Data shown START
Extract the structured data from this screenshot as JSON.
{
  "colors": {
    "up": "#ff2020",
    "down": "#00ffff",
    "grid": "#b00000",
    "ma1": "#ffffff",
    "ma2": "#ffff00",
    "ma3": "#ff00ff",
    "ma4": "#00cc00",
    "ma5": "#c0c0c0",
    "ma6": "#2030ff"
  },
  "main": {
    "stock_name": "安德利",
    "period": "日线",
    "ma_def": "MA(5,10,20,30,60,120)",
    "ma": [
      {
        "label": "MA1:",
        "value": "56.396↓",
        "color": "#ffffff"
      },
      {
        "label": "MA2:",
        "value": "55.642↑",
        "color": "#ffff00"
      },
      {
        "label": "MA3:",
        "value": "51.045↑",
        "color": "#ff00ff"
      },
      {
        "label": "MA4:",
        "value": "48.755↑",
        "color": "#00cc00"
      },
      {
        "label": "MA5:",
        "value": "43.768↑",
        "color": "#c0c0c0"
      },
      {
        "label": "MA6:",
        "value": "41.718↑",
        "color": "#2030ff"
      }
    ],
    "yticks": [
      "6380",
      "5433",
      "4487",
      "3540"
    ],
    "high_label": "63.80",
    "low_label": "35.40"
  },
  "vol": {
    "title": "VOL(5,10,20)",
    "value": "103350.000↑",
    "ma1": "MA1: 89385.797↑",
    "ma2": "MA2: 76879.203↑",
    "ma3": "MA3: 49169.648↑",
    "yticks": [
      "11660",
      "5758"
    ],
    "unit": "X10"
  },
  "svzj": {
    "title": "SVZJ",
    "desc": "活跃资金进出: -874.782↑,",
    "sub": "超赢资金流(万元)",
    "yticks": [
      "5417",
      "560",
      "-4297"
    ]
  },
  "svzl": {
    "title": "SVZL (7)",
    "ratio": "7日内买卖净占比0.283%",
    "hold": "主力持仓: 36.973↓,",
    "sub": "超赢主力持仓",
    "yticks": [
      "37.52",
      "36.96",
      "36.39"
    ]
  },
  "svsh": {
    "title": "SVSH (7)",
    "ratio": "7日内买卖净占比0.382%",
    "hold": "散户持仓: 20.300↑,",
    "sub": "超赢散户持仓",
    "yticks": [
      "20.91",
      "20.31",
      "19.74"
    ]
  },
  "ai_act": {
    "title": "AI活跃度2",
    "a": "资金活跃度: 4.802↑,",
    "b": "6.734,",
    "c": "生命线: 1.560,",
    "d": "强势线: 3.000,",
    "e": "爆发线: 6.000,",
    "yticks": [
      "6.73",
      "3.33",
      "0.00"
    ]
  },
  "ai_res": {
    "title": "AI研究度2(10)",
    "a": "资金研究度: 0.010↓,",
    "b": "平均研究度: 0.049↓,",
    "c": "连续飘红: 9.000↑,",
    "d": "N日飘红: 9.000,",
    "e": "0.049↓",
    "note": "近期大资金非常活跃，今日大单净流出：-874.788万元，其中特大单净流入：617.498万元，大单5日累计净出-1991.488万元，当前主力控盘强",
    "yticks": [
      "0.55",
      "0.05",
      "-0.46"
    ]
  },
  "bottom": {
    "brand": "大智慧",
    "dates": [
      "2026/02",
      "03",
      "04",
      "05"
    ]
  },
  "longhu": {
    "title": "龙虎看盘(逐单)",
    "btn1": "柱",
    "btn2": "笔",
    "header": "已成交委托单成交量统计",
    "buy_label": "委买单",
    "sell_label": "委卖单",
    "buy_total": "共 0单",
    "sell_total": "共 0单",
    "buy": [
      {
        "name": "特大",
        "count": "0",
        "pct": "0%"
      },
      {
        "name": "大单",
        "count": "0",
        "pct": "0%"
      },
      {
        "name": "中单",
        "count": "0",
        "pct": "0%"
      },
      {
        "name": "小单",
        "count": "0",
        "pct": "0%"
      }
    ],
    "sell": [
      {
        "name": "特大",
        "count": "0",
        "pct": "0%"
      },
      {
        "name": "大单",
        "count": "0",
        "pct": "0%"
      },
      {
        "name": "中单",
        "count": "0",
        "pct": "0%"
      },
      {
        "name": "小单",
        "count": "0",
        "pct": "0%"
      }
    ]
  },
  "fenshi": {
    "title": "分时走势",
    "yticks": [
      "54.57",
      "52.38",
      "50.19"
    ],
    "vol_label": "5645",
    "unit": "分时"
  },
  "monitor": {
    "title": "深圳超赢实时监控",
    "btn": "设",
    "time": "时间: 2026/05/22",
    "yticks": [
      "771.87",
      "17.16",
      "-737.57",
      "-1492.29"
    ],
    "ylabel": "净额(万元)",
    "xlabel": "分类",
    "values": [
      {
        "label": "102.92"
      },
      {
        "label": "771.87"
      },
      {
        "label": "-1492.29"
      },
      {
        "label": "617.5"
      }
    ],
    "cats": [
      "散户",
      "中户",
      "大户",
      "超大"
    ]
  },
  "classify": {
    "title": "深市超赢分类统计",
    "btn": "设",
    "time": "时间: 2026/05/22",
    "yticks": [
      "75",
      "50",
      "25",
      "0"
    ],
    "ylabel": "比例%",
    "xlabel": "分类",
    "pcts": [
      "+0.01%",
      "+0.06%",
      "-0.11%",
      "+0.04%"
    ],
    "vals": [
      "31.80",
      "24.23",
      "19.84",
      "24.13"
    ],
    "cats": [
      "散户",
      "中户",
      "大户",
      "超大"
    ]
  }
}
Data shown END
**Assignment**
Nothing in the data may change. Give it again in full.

**Answer to this exercise**
Extract the structured data from this screenshot as JSON.
{
  "colors": {
    "up": "#ff2020",
    "down": "#00ffff",
    "grid": "#b00000",
    "ma1": "#ffffff",
    "ma2": "#ffff00",
    "ma3": "#ff00ff",
    "ma4": "#00cc00",
    "ma5": "#c0c0c0",
    "ma6": "#2030ff"
  },
  "main": {
    "stock_name": "安德利",
    "period": "日线",
    "ma_def": "MA(5,10,20,30,60,120)",
    "ma": [
      {
        "label": "MA1:",
        "value": "56.396↓",
        "color": "#ffffff"
      },
      {
        "label": "MA2:",
        "value": "55.642↑",
        "color": "#ffff00"
      },
      {
        "label": "MA3:",
        "value": "51.045↑",
        "color": "#ff00ff"
      },
      {
        "label": "MA4:",
        "value": "48.755↑",
        "color": "#00cc00"
      },
      {
        "label": "MA5:",
        "value": "43.768↑",
        "color": "#c0c0c0"
      },
      {
        "label": "MA6:",
        "value": "41.718↑",
        "color": "#2030ff"
      }
    ],
    "yticks": [
      "6380",
      "5433",
      "4487",
      "3540"
    ],
    "high_label": "63.80",
    "low_label": "35.40"
  },
  "vol": {
    "title": "VOL(5,10,20)",
    "value": "103350.000↑",
    "ma1": "MA1: 89385.797↑",
    "ma2": "MA2: 76879.203↑",
    "ma3": "MA3: 49169.648↑",
    "yticks": [
      "11660",
      "5758"
    ],
    "unit": "X10"
  },
  "svzj": {
    "title": "SVZJ",
    "desc": "活跃资金进出: -874.782↑,",
    "sub": "超赢资金流(万元)",
    "yticks": [
      "5417",
      "560",
      "-4297"
    ]
  },
  "svzl": {
    "title": "SVZL (7)",
    "ratio": "7日内买卖净占比0.283%",
    "hold": "主力持仓: 36.973↓,",
    "sub": "超赢主力持仓",
    "yticks": [
      "37.52",
      "36.96",
      "36.39"
    ]
  },
  "svsh": {
    "title": "SVSH (7)",
    "ratio": "7日内买卖净占比0.382%",
    "hold": "散户持仓: 20.300↑,",
    "sub": "超赢散户持仓",
    "yticks": [
      "20.91",
      "20.31",
      "19.74"
    ]
  },
  "ai_act": {
    "title": "AI活跃度2",
    "a": "资金活跃度: 4.802↑,",
    "b": "6.734,",
    "c": "生命线: 1.560,",
    "d": "强势线: 3.000,",
    "e": "爆发线: 6.000,",
    "yticks": [
      "6.73",
      "3.33",
      "0.00"
    ]
  },
  "ai_res": {
    "title": "AI研究度2(10)",
    "a": "资金研究度: 0.010↓,",
    "b": "平均研究度: 0.049↓,",
    "c": "连续飘红: 9.000↑,",
    "d": "N日飘红: 9.000,",
    "e": "0.049↓",
    "note": "近期大资金非常活跃，今日大单净流出：-874.788万元，其中特大单净流入：617.498万元，大单5日累计净出-1991.488万元，当前主力控盘强",
    "yticks": [
      "0.55",
      "0.05",
      "-0.46"
    ]
  },
  "bottom": {
    "brand": "大智慧",
    "dates": [
      "2026/02",
      "03",
      "04",
      "05"
    ]
  },
  "longhu": {
    "title": "龙虎看盘(逐单)",
    "btn1": "柱",
    "btn2": "笔",
    "header": "已成交委托单成交量统计",
    "buy_label": "委买单",
    "sell_label": "委卖单",
    "buy_total": "共 0单",
    "sell_total": "共 0单",
    "buy": [
      {
        "name": "特大",
        "count": "0",
        "pct": "0%"
      },
      {
        "name": "大单",
        "count": "0",
        "pct": "0%"
      },
      {
        "name": "中单",
        "count": "0",
        "pct": "0%"
      },
      {
        "name": "小单",
        "count": "0",
        "pct": "0%"
      }
    ],
    "sell": [
      {
        "name": "特大",
        "count": "0",
        "pct": "0%"
      },
      {
        "name": "大单",
        "count": "0",
        "pct": "0%"
      },
      {
        "name": "中单",
        "count": "0",
        "pct": "0%"
      },
      {
        "name": "小单",
        "count": "0",
        "pct": "0%"
      }
    ]
  },
  "fenshi": {
    "title": "分时走势",
    "yticks": [
      "54.57",
      "52.38",
      "50.19"
    ],
    "vol_label": "5645",
    "unit": "分时"
  },
  "monitor": {
    "title": "深圳超赢实时监控",
    "btn": "设",
    "time": "时间: 2026/05/22",
    "yticks": [
      "771.87",
      "17.16",
      "-737.57",
      "-1492.29"
    ],
    "ylabel": "净额(万元)",
    "xlabel": "分类",
    "values": [
      {
        "label": "102.92"
      },
      {
        "label": "771.87"
      },
      {
        "label": "-1492.29"
      },
      {
        "label": "617.5"
      }
    ],
    "cats": [
      "散户",
      "中户",
      "大户",
      "超大"
    ]
  },
  "classify": {
    "title": "深市超赢分类统计",
    "btn": "设",
    "time": "时间: 2026/05/22",
    "yticks": [
      "75",
      "50",
      "25",
      "0"
    ],
    "ylabel": "比例%",
    "xlabel": "分类",
    "pcts": [
      "+0.01%",
      "+0.06%",
      "-0.11%",
      "+0.04%"
    ],
    "vals": [
      "31.80",
      "24.23",
      "19.84",
      "24.13"
    ],
    "cats": [
      "散户",
      "中户",
      "大户",
      "超大"
    ]
  }
}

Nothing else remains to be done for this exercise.